(Work instructions): Record by record, write out the listing word for word while omitting pictures.

-- -- --

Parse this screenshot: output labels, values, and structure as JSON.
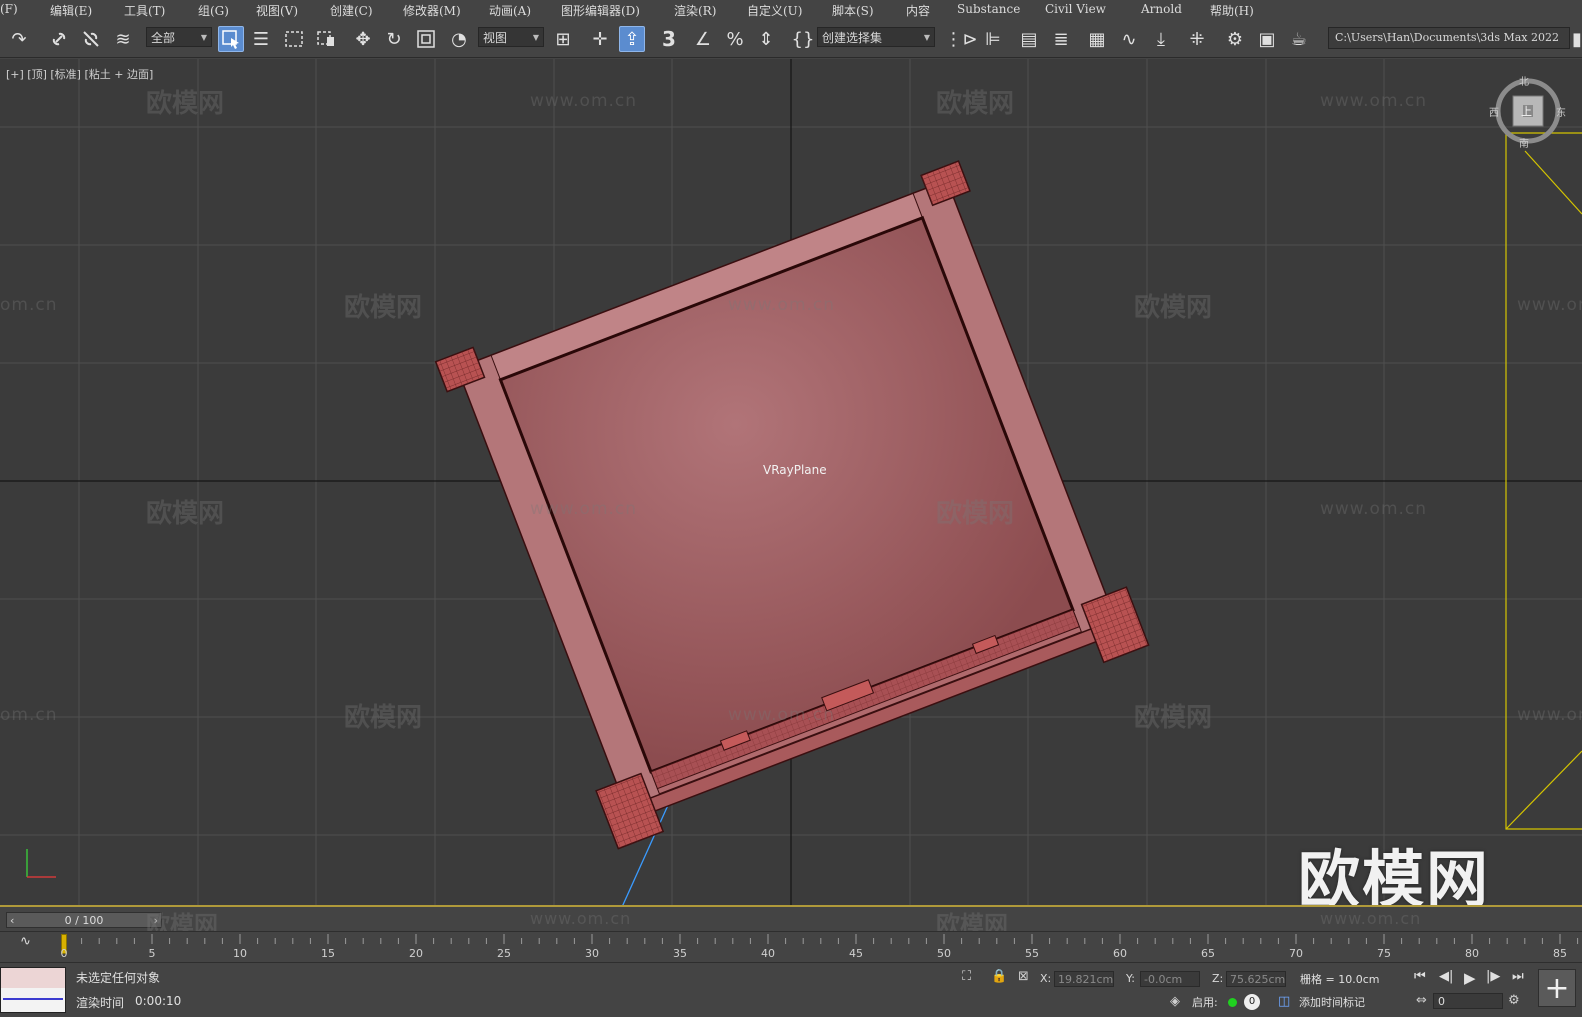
{
  "menu": [
    "(F)",
    "编辑(E)",
    "工具(T)",
    "组(G)",
    "视图(V)",
    "创建(C)",
    "修改器(M)",
    "动画(A)",
    "图形编辑器(D)",
    "渲染(R)",
    "自定义(U)",
    "脚本(S)",
    "内容",
    "Substance",
    "Civil View",
    "Arnold",
    "帮助(H)"
  ],
  "toolbar": {
    "filter_value": "全部",
    "ref_coord_value": "视图",
    "selection_set_placeholder": "创建选择集",
    "project_path": "C:\\Users\\Han\\Documents\\3ds Max 2022",
    "snap_label": "3"
  },
  "viewport": {
    "label": "[+] [顶] [标准] [粘土 + 边面]",
    "object_label": "VRayPlane",
    "watermark_text": "欧模网",
    "watermark_url": "www.om.cn",
    "watermark_url_short": "om.cn",
    "big_watermark": "欧模网",
    "viewcube": {
      "north": "北",
      "west": "西",
      "east": "东",
      "south": "南",
      "face": "上"
    },
    "object_color": "#a5565a",
    "grid_color": "#4f4f4f"
  },
  "timeslider": {
    "value": "0 / 100"
  },
  "trackbar": {
    "ticks": [
      "0",
      "5",
      "10",
      "15",
      "20",
      "25",
      "30",
      "35",
      "40",
      "45",
      "50",
      "55",
      "60",
      "65",
      "70",
      "75",
      "80",
      "85"
    ]
  },
  "status": {
    "selection": "未选定任何对象",
    "render_time_label": "渲染时间",
    "render_time_value": "0:00:10",
    "x_label": "X:",
    "x_value": "19.821cm",
    "y_label": "Y:",
    "y_value": "-0.0cm",
    "z_label": "Z:",
    "z_value": "75.625cm",
    "grid_label": "栅格 = 10.0cm",
    "enable_label": "启用:",
    "enable_count": "0",
    "add_time_tag": "添加时间标记",
    "frame_value": "0"
  }
}
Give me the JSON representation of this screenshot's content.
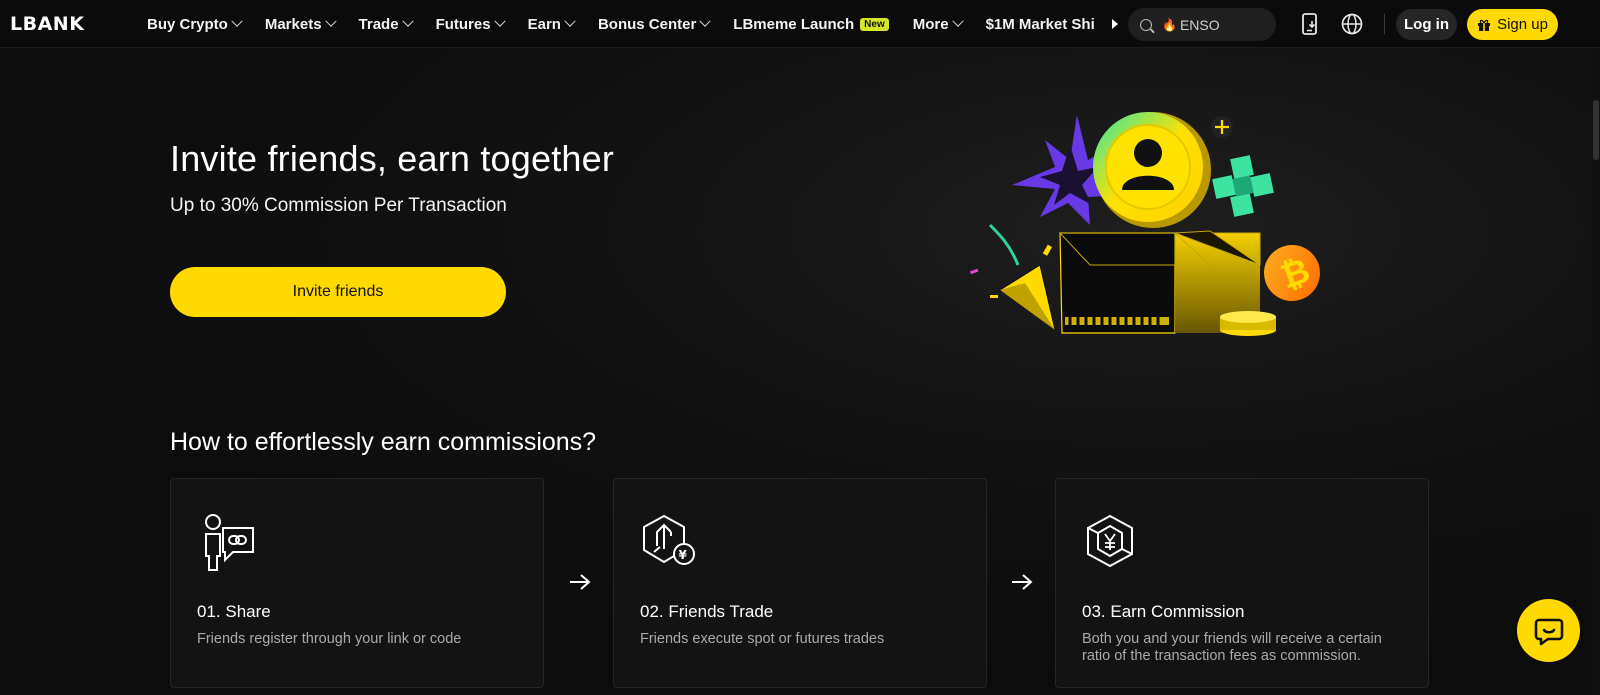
{
  "nav": {
    "logo": "LBANK",
    "items": [
      {
        "label": "Buy Crypto",
        "dropdown": true
      },
      {
        "label": "Markets",
        "dropdown": true
      },
      {
        "label": "Trade",
        "dropdown": true
      },
      {
        "label": "Futures",
        "dropdown": true
      },
      {
        "label": "Earn",
        "dropdown": true
      },
      {
        "label": "Bonus Center",
        "dropdown": true
      },
      {
        "label": "LBmeme Launch",
        "badge": "New"
      },
      {
        "label": "More",
        "dropdown": true
      },
      {
        "label": "$1M Market Shi"
      }
    ],
    "search_placeholder": "ENSO",
    "login_label": "Log in",
    "signup_label": "Sign up"
  },
  "hero": {
    "title": "Invite friends, earn together",
    "subtitle": "Up to 30% Commission Per Transaction",
    "cta_label": "Invite friends"
  },
  "how": {
    "title": "How to effortlessly earn commissions?",
    "steps": [
      {
        "title": "01. Share",
        "desc": "Friends register through your link or code",
        "icon": "share-link-icon"
      },
      {
        "title": "02. Friends Trade",
        "desc": "Friends execute spot or futures trades",
        "icon": "trade-exchange-icon"
      },
      {
        "title": "03. Earn Commission",
        "desc": "Both you and your friends will receive a certain ratio of the transaction fees as commission.",
        "icon": "commission-yen-icon"
      }
    ]
  },
  "colors": {
    "accent": "#ffd900",
    "background": "#0d0d0d",
    "card": "#131313",
    "muted_text": "#a9a9a9"
  }
}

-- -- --

(Output):
Parse this screenshot: output labels, values, and structure as JSON.
{
  "menu": [
    "(F)",
    "编辑(E)",
    "工具(T)",
    "组(G)",
    "视图(V)",
    "创建(C)",
    "修改器(M)",
    "动画(A)",
    "图形编辑器(D)",
    "渲染(R)",
    "自定义(U)",
    "脚本(S)",
    "内容",
    "Substance",
    "Civil View",
    "Arnold",
    "帮助(H)"
  ],
  "toolbar": {
    "filter_value": "全部",
    "ref_coord_value": "视图",
    "selection_set_placeholder": "创建选择集",
    "project_path": "C:\\Users\\Han\\Documents\\3ds Max 2022",
    "snap_label": "3"
  },
  "viewport": {
    "label": "[+] [顶] [标准] [粘土 + 边面]",
    "object_label": "VRayPlane",
    "watermark_text": "欧模网",
    "watermark_url": "www.om.cn",
    "watermark_url_short": "om.cn",
    "big_watermark": "欧模网",
    "viewcube": {
      "north": "北",
      "west": "西",
      "east": "东",
      "south": "南",
      "face": "上"
    },
    "object_color": "#a5565a",
    "grid_color": "#4f4f4f"
  },
  "timeslider": {
    "value": "0 / 100"
  },
  "trackbar": {
    "ticks": [
      "0",
      "5",
      "10",
      "15",
      "20",
      "25",
      "30",
      "35",
      "40",
      "45",
      "50",
      "55",
      "60",
      "65",
      "70",
      "75",
      "80",
      "85"
    ]
  },
  "status": {
    "selection": "未选定任何对象",
    "render_time_label": "渲染时间",
    "render_time_value": "0:00:10",
    "x_label": "X:",
    "x_value": "19.821cm",
    "y_label": "Y:",
    "y_value": "-0.0cm",
    "z_label": "Z:",
    "z_value": "75.625cm",
    "grid_label": "栅格 = 10.0cm",
    "enable_label": "启用:",
    "enable_count": "0",
    "add_time_tag": "添加时间标记",
    "frame_value": "0"
  }
}
Give me the JSON representation of this screenshot's content.
{
  "nav": {
    "logo": "LBANK",
    "items": [
      {
        "label": "Buy Crypto",
        "dropdown": true
      },
      {
        "label": "Markets",
        "dropdown": true
      },
      {
        "label": "Trade",
        "dropdown": true
      },
      {
        "label": "Futures",
        "dropdown": true
      },
      {
        "label": "Earn",
        "dropdown": true
      },
      {
        "label": "Bonus Center",
        "dropdown": true
      },
      {
        "label": "LBmeme Launch",
        "badge": "New"
      },
      {
        "label": "More",
        "dropdown": true
      },
      {
        "label": "$1M Market Shi"
      }
    ],
    "search_placeholder": "ENSO",
    "login_label": "Log in",
    "signup_label": "Sign up"
  },
  "hero": {
    "title": "Invite friends, earn together",
    "subtitle": "Up to 30% Commission Per Transaction",
    "cta_label": "Invite friends"
  },
  "how": {
    "title": "How to effortlessly earn commissions?",
    "steps": [
      {
        "title": "01. Share",
        "desc": "Friends register through your link or code",
        "icon": "share-link-icon"
      },
      {
        "title": "02. Friends Trade",
        "desc": "Friends execute spot or futures trades",
        "icon": "trade-exchange-icon"
      },
      {
        "title": "03. Earn Commission",
        "desc": "Both you and your friends will receive a certain ratio of the transaction fees as commission.",
        "icon": "commission-yen-icon"
      }
    ]
  },
  "colors": {
    "accent": "#ffd900",
    "background": "#0d0d0d",
    "card": "#131313",
    "muted_text": "#a9a9a9"
  }
}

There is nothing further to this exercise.